((

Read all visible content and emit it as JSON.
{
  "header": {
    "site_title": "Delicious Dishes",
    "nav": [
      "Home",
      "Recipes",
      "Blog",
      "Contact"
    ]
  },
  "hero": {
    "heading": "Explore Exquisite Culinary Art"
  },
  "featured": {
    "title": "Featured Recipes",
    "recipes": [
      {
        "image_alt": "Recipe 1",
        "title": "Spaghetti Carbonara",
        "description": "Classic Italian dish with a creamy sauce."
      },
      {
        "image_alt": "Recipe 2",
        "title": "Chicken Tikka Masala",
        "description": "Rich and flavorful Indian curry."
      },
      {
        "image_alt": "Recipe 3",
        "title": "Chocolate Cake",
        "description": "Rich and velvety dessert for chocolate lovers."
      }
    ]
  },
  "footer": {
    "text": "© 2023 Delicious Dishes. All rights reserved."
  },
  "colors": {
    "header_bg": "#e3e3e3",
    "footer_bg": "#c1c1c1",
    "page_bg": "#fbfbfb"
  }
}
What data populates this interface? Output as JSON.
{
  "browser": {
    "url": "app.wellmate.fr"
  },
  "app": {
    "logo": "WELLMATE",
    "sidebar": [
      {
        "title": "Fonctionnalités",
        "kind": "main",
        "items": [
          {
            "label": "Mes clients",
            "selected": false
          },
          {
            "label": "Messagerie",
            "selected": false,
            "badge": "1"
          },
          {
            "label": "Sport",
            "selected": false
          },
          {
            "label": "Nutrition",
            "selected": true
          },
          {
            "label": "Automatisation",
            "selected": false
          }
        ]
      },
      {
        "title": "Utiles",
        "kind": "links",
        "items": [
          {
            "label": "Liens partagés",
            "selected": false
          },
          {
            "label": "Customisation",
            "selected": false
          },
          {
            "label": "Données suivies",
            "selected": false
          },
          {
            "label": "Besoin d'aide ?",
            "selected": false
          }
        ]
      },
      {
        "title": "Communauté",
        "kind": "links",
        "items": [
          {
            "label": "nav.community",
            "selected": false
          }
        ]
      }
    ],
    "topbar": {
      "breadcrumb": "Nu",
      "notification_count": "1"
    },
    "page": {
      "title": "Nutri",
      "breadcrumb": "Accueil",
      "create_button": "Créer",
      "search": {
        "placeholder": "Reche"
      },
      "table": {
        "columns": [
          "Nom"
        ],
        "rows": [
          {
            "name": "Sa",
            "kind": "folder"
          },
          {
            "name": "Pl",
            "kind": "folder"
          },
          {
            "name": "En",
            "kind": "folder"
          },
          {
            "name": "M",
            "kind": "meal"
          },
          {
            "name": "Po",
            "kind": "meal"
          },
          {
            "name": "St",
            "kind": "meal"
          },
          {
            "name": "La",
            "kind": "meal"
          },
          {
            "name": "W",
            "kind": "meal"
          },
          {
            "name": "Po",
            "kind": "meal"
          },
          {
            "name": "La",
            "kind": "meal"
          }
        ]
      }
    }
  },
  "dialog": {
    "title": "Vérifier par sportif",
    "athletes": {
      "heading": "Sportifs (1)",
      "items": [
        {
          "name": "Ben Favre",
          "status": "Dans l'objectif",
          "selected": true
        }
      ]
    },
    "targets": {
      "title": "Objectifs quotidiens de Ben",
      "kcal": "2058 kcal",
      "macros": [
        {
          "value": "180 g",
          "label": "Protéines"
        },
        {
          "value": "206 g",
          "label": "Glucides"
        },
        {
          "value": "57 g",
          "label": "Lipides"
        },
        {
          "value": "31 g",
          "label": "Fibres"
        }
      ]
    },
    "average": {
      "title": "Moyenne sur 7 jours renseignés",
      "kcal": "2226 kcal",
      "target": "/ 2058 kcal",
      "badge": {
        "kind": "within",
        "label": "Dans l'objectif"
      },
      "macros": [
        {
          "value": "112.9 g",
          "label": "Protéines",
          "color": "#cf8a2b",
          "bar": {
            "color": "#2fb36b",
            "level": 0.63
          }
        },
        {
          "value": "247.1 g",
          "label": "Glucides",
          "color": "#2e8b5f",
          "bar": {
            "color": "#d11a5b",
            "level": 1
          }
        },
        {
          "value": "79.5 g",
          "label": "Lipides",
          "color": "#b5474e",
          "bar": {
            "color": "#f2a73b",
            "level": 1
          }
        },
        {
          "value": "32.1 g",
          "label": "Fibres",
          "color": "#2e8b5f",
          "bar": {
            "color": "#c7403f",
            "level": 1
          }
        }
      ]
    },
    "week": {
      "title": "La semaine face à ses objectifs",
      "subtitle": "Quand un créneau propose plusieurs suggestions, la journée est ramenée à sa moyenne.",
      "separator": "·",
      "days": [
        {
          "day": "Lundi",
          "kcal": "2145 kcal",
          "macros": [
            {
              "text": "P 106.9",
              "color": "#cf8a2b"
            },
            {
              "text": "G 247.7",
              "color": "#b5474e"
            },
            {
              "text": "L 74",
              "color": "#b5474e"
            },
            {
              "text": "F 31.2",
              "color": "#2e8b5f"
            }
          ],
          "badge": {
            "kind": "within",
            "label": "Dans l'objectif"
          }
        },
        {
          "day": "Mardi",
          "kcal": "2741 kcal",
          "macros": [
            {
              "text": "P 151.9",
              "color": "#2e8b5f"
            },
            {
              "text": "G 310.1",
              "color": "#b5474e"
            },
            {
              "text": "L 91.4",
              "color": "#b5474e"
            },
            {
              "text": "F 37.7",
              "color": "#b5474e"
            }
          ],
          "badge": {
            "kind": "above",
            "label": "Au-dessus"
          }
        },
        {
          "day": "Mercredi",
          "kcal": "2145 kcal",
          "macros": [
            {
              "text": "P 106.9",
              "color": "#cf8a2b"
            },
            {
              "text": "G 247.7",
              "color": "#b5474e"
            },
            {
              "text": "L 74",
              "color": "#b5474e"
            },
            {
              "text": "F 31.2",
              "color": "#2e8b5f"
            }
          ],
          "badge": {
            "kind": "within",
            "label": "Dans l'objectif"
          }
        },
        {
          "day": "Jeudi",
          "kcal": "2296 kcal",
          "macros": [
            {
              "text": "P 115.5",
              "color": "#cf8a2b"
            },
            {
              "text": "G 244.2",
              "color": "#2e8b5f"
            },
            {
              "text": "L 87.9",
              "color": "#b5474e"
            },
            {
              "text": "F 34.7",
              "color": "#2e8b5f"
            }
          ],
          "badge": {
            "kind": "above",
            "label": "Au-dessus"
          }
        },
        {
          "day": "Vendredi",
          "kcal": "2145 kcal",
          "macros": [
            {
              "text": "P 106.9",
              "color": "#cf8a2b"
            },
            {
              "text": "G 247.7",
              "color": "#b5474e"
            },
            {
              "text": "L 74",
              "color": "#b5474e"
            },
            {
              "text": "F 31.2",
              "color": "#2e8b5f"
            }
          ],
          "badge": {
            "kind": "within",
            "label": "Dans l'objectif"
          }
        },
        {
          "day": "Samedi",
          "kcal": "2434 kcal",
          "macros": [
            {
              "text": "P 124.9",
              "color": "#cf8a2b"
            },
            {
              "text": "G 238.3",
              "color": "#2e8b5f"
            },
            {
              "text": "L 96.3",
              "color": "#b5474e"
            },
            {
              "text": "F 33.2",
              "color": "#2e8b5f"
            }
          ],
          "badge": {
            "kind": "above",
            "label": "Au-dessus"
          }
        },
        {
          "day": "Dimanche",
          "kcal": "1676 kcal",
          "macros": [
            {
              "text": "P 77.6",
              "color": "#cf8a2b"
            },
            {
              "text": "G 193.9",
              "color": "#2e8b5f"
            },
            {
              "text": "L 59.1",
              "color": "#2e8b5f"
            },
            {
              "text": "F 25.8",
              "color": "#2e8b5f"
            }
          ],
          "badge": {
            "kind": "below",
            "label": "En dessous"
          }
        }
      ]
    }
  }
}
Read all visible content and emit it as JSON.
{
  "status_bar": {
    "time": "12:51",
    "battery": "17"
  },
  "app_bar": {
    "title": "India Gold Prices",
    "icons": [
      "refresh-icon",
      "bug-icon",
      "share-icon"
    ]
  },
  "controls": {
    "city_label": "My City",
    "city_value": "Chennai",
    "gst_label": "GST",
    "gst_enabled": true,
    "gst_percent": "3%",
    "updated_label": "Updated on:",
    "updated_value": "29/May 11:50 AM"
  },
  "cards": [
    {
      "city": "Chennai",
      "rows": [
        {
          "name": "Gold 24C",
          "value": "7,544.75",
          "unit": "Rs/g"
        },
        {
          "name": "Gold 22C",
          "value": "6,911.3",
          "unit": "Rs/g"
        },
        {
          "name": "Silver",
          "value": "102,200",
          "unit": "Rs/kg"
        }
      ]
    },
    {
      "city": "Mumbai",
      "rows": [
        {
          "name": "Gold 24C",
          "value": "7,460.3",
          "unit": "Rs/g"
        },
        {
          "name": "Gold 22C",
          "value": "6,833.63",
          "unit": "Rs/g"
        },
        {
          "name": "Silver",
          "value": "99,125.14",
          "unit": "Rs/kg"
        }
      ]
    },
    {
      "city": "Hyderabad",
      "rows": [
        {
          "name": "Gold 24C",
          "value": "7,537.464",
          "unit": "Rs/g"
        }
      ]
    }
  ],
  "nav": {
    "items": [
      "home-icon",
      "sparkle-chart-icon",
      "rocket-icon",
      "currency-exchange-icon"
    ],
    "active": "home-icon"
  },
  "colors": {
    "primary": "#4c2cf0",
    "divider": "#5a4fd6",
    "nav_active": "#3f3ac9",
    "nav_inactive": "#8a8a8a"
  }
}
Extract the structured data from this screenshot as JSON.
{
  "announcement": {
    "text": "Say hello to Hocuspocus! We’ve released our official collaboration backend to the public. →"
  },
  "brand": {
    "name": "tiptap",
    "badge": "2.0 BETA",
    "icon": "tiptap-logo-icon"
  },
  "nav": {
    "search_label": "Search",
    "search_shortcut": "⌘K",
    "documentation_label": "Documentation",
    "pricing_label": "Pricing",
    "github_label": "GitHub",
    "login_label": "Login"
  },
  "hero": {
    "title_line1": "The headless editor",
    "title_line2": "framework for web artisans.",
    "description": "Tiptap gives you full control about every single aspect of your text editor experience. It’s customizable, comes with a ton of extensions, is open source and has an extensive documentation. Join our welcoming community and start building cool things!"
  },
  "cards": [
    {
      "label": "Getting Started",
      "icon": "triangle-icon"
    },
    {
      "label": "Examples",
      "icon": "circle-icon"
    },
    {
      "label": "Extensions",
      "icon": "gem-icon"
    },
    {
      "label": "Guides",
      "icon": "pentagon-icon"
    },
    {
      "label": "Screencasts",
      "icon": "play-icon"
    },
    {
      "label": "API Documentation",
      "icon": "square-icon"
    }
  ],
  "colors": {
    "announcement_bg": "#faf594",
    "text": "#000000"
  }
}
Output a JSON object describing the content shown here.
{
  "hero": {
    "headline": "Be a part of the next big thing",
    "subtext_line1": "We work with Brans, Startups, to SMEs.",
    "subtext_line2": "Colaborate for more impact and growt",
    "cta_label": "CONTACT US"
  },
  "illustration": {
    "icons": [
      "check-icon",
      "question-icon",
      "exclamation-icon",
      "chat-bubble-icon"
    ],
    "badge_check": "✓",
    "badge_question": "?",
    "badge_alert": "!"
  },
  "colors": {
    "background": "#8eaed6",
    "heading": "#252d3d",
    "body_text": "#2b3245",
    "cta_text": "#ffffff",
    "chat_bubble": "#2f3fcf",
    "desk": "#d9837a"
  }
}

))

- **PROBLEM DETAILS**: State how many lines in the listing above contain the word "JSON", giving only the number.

- **WRITTEN REPLY**: 5